In this article, we’ll analyze the relative performances of the Alerian MLP Index (or AMZ) and the S&P 500 Index (or GSPC) over the last ten years.
From the end of the financial crisis through the end of 2014, MLPs clearly outperformed the S&P 500 Index due to the US energy shale boom. MLPs invested heavily in growth projects and continued to grow their distributions while maintaining attractive yields. This activity resulted in increased MLP exposure by both institutional and retail investors.
At the end of 2014, investors started dumping anything related to oil and natural gas due to the fall in US energy prices. Even MLPs, which generally have lower commodity price exposures and fee-based revenues, saw major sell-offs. These sell-offs were attributed to the overbuilding of pipeline capacity, falling MLP throughput volumes, and general negative sentiments toward the energy sector. As a result, AMZ underperformed GSPC from 2014 to 2016.
In February 2016, AMZ was trading close to the lows it saw during the financial crisis. It’s risen 18% since its February low, resulting in a YTD (year-to-date) price rise of 2.0%. Including a 7.5% yield, AMZ has returned 9.5% YTD on a total return basis. At the same time, GSPC has returned 8.0% on a total return basis.
Although MLPs have underperformed the S&P 500 Index over the past two years, investors can still consider them an investment option, especially considering benefits such as high yield investments and high distribution growth. We’ll discuss these two factors later in the series.
AMZ also sees diversification benefits. Its correlation with other indexes is low, implying that the inclusion of MLP securities in your portfolio could help to diversify your risk. AMZ has had average correlations of 0.5 and -0.18 with the S&P 500 Index and the S&P/BGCantor U.S. Treasury Bond Index in the past three years.
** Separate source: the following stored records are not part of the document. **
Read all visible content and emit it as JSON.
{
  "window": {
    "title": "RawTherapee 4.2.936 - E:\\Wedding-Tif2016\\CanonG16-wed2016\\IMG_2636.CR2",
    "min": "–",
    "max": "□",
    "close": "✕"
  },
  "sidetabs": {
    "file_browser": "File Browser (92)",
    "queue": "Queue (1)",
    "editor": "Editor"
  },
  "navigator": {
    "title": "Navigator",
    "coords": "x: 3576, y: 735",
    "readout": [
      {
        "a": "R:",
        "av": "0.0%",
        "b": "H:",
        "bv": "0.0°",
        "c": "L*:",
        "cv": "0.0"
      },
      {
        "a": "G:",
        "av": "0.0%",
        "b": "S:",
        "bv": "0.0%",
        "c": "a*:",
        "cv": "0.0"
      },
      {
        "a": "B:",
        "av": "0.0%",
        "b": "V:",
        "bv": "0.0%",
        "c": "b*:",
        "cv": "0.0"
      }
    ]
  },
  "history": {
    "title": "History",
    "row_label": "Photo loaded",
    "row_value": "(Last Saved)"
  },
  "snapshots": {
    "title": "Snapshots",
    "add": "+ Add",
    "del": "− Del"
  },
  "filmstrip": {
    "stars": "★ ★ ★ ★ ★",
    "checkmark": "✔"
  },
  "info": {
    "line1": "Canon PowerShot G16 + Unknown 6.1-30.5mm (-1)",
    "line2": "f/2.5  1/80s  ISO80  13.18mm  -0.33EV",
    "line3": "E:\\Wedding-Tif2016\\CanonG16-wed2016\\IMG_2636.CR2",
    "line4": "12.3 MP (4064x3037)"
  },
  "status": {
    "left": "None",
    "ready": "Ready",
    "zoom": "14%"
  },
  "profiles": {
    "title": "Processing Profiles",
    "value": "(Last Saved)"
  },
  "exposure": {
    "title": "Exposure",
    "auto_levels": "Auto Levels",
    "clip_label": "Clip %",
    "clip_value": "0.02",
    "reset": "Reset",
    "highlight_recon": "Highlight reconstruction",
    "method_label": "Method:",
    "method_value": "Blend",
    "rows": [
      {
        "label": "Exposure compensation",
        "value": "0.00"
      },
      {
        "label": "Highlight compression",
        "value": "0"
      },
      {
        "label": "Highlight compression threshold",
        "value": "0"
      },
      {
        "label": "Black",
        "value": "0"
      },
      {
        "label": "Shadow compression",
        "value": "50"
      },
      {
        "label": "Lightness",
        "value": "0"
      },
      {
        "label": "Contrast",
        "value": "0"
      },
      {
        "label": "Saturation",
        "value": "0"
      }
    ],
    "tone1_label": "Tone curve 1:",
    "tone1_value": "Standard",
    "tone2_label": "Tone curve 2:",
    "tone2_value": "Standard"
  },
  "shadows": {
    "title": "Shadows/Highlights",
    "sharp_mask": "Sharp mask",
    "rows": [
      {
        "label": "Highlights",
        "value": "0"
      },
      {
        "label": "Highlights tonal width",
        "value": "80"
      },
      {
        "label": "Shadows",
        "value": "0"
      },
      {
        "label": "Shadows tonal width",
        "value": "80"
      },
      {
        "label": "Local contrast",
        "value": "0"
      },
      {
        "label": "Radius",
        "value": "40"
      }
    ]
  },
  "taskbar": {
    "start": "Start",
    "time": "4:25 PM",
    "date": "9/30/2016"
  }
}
Investors looking to take advantage of the recent US shale energy boom can invest in energy-related MLPs, which represent the majority of the MLP universe. Specifically, midstream companies have huge growth potentials, considering the massive demand for energy infrastructure required to support the expected rise in supply and demand of energy commodities in the long term.